++++ INPUT DATA ++++

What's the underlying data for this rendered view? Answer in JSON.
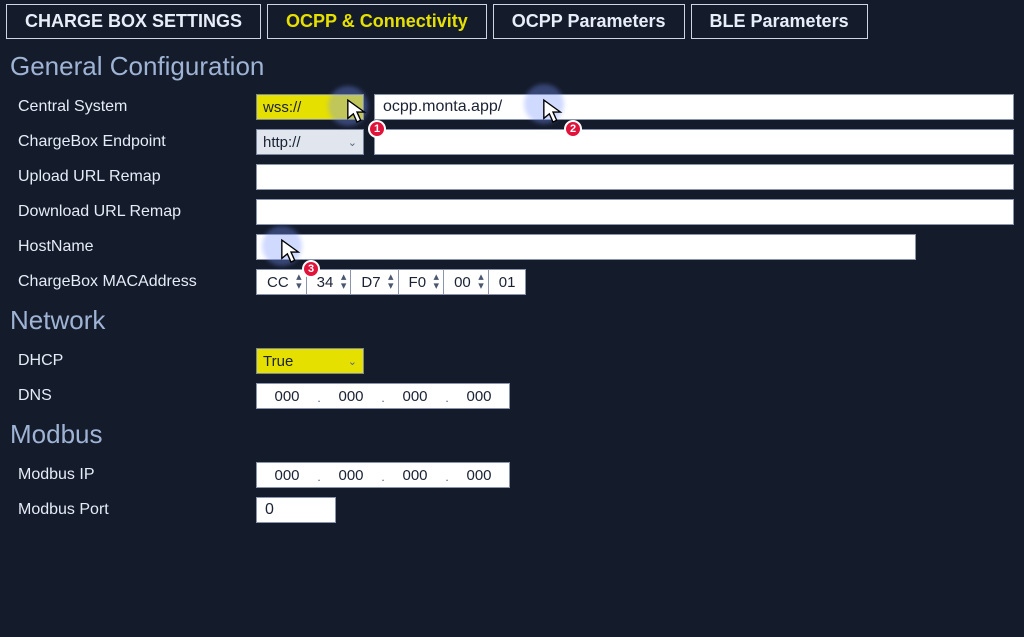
{
  "tabs": [
    {
      "label": "CHARGE BOX SETTINGS"
    },
    {
      "label": "OCPP & Connectivity"
    },
    {
      "label": "OCPP Parameters"
    },
    {
      "label": "BLE Parameters"
    }
  ],
  "sections": {
    "general": {
      "title": "General Configuration",
      "central_system": {
        "label": "Central System",
        "scheme": "wss://",
        "url": "ocpp.monta.app/"
      },
      "chargebox_endpoint": {
        "label": "ChargeBox Endpoint",
        "scheme": "http://",
        "url": ""
      },
      "upload_remap": {
        "label": "Upload URL Remap",
        "value": ""
      },
      "download_remap": {
        "label": "Download URL Remap",
        "value": ""
      },
      "hostname": {
        "label": "HostName",
        "value": ""
      },
      "mac": {
        "label": "ChargeBox MACAddress",
        "octets": [
          "CC",
          "34",
          "D7",
          "F0",
          "00",
          "01"
        ]
      }
    },
    "network": {
      "title": "Network",
      "dhcp": {
        "label": "DHCP",
        "value": "True"
      },
      "dns": {
        "label": "DNS",
        "octets": [
          "000",
          "000",
          "000",
          "000"
        ]
      }
    },
    "modbus": {
      "title": "Modbus",
      "ip": {
        "label": "Modbus IP",
        "octets": [
          "000",
          "000",
          "000",
          "000"
        ]
      },
      "port": {
        "label": "Modbus Port",
        "value": "0"
      }
    }
  },
  "annotations": {
    "1": "1",
    "2": "2",
    "3": "3"
  }
}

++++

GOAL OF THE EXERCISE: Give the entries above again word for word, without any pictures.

RESULT:
What's the underlying data for this rendered view? Answer in JSON.
{
  "tabs": [
    {
      "label": "CHARGE BOX SETTINGS"
    },
    {
      "label": "OCPP & Connectivity"
    },
    {
      "label": "OCPP Parameters"
    },
    {
      "label": "BLE Parameters"
    }
  ],
  "sections": {
    "general": {
      "title": "General Configuration",
      "central_system": {
        "label": "Central System",
        "scheme": "wss://",
        "url": "ocpp.monta.app/"
      },
      "chargebox_endpoint": {
        "label": "ChargeBox Endpoint",
        "scheme": "http://",
        "url": ""
      },
      "upload_remap": {
        "label": "Upload URL Remap",
        "value": ""
      },
      "download_remap": {
        "label": "Download URL Remap",
        "value": ""
      },
      "hostname": {
        "label": "HostName",
        "value": ""
      },
      "mac": {
        "label": "ChargeBox MACAddress",
        "octets": [
          "CC",
          "34",
          "D7",
          "F0",
          "00",
          "01"
        ]
      }
    },
    "network": {
      "title": "Network",
      "dhcp": {
        "label": "DHCP",
        "value": "True"
      },
      "dns": {
        "label": "DNS",
        "octets": [
          "000",
          "000",
          "000",
          "000"
        ]
      }
    },
    "modbus": {
      "title": "Modbus",
      "ip": {
        "label": "Modbus IP",
        "octets": [
          "000",
          "000",
          "000",
          "000"
        ]
      },
      "port": {
        "label": "Modbus Port",
        "value": "0"
      }
    }
  },
  "annotations": {
    "1": "1",
    "2": "2",
    "3": "3"
  }
}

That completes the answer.